 Network File Systems --->
 <*> NFS file system support
 [*]   Provide NFSv3 client support
 [ ]   Provide NFSv4 client support (EXPERIMENTAL)
 [ ]   Allow direct I/O on NFS files (EXPERIMENTAL)
 < > NFS server support
 < > Secure RPC: Kerberos V mechanism (EXPERIMENTAL)
 < > SMB file system support (to mount Windows shares etc.)
 < > CIFS support (advanced network filesystem for Samba, Window and o...)
 < > NCP file system support (to mount NetWare volumes)
 < > Coda file system support (advanced network fs)
 < > Andrew File System support (AFS) (Experimental)

Start portmap:

/etc/rc.d/portmap start

Test your connection to the server:

rpcinfo -p -u server

Mount a share:

mount server:/shared/dir /mnt/share


Network Time Protocol Daemon Setup

Install

pacman -Sy ntp

Configure

# default restrictions
restrict default noquery notrust nomodify

# override the default restrictions
restrict 192.168.1.0 mask 255.255.255.0 nomodify

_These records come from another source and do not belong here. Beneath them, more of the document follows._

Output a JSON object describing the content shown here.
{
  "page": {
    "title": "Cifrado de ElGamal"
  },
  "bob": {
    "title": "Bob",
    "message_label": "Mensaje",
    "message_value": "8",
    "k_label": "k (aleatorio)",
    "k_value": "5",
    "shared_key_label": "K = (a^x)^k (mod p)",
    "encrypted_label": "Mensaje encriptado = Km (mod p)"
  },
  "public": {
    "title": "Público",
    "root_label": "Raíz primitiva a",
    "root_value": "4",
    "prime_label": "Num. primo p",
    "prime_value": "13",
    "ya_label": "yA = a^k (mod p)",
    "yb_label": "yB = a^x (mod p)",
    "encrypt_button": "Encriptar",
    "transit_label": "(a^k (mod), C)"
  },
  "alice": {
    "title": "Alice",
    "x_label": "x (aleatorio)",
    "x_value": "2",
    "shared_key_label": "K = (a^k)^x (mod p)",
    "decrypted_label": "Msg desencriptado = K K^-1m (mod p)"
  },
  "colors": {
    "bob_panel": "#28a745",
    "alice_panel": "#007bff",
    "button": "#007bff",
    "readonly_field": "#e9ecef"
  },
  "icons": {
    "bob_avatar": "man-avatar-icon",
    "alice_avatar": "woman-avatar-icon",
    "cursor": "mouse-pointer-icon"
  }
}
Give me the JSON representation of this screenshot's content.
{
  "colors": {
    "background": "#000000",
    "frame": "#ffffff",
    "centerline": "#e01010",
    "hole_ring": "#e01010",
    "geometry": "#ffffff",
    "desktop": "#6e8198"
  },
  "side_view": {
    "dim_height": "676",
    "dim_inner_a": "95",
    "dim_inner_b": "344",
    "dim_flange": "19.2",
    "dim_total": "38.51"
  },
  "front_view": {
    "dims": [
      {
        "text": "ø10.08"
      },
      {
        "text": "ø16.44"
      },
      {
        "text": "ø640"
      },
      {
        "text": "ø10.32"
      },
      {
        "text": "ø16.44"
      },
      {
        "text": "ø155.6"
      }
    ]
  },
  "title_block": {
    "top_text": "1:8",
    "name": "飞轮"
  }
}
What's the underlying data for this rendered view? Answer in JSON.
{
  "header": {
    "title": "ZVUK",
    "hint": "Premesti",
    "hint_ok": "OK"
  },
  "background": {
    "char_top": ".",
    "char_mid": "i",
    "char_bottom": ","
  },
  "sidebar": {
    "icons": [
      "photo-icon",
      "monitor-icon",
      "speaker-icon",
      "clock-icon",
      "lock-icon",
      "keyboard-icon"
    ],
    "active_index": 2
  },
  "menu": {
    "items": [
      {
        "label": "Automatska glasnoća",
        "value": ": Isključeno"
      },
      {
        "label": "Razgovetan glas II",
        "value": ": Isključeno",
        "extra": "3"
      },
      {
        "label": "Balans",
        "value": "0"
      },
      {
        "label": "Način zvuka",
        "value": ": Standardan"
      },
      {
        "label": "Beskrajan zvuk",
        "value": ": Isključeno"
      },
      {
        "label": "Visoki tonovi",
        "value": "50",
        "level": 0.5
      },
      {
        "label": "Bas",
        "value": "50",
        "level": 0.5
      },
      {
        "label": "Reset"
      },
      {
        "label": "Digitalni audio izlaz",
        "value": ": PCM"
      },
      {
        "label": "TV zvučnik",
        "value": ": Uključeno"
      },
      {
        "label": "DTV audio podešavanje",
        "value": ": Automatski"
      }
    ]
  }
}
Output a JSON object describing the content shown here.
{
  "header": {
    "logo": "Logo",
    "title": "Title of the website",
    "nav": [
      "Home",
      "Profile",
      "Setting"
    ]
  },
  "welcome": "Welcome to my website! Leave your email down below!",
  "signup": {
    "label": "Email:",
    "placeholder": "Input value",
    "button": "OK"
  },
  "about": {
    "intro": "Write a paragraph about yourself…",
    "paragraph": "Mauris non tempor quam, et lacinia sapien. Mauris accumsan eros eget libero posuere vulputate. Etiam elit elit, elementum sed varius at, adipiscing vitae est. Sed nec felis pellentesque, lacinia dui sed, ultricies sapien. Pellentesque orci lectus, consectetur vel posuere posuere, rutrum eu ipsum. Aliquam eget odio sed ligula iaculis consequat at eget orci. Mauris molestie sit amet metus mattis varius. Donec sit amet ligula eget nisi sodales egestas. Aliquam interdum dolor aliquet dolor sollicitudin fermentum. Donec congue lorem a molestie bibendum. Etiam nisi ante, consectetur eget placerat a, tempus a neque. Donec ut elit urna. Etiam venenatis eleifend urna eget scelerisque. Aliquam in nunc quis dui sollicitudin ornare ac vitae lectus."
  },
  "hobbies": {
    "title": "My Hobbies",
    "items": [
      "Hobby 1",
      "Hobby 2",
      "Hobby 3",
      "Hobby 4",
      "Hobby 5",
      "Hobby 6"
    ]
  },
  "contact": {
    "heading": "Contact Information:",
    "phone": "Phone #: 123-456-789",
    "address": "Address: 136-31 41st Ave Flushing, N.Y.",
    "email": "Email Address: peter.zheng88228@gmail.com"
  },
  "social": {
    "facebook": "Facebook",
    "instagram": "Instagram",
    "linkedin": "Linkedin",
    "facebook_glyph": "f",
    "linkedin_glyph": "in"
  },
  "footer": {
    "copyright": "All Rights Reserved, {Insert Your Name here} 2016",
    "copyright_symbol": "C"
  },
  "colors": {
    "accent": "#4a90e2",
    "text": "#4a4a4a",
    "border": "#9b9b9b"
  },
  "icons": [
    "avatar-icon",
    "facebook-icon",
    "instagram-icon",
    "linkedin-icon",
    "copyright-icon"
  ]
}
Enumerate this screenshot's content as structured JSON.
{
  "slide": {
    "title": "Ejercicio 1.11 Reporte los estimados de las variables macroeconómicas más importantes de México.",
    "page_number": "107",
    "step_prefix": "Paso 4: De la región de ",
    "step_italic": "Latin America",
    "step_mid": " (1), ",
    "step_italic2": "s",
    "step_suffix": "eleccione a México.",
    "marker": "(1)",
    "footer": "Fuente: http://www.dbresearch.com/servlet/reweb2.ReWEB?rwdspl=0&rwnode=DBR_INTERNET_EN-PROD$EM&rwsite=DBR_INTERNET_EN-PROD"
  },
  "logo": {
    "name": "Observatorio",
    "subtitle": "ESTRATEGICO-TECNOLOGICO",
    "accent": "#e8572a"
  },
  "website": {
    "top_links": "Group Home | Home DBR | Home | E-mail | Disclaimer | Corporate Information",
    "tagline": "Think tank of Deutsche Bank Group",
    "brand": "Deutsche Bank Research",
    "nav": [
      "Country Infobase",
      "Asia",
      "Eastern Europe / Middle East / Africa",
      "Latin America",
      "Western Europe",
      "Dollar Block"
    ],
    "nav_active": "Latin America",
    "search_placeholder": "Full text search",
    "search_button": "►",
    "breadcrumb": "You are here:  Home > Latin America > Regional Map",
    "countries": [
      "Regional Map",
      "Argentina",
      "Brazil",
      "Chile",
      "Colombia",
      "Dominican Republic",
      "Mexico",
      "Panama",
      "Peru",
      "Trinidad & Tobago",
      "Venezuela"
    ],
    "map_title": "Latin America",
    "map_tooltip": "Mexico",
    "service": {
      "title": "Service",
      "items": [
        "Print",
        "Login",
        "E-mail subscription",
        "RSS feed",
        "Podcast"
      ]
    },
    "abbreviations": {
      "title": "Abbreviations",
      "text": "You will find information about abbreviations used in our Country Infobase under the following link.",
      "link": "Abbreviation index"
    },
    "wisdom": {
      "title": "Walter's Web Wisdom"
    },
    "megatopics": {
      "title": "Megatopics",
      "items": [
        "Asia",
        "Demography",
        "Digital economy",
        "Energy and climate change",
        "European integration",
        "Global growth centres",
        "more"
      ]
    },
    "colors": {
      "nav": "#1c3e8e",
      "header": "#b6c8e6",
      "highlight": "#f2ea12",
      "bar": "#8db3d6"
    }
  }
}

# public NTP servers to sync with
server bigben.cac.washington.edu
server time-nw.nist.gov
server tick.ucla.edu

restrict bigben.cac.washington.edu noquery nomodify
restrict time-nw.nist.gov noquery nomodify
restrict tick.ucla.edu noquery nomodify

# NTP drift file
driftfile /etc/ntp.drift

# NTP log file
logfile /var/log/ntp.log

Prevent DHCP Overwrite of /etc/ntp.conf

Edit /etc/conf.d/dhcpcd:

DHCPCD_ARGS="-t 30 -h $HOSTNAME -N"

Sync Time with Stratum 1 Server on Boot

Edit /etc/rc.local:

. /etc/rc.d/functions

# Sync with Stratum 1 time server
stat_busy "Syncing System Clock"
/usr/bin/ntpdate -s bigben.cac.washington.edu
stat_done

Add NTPD to Daemon Startup List

Edit /etc/rc.conf:

Daemons(... ntpd ...)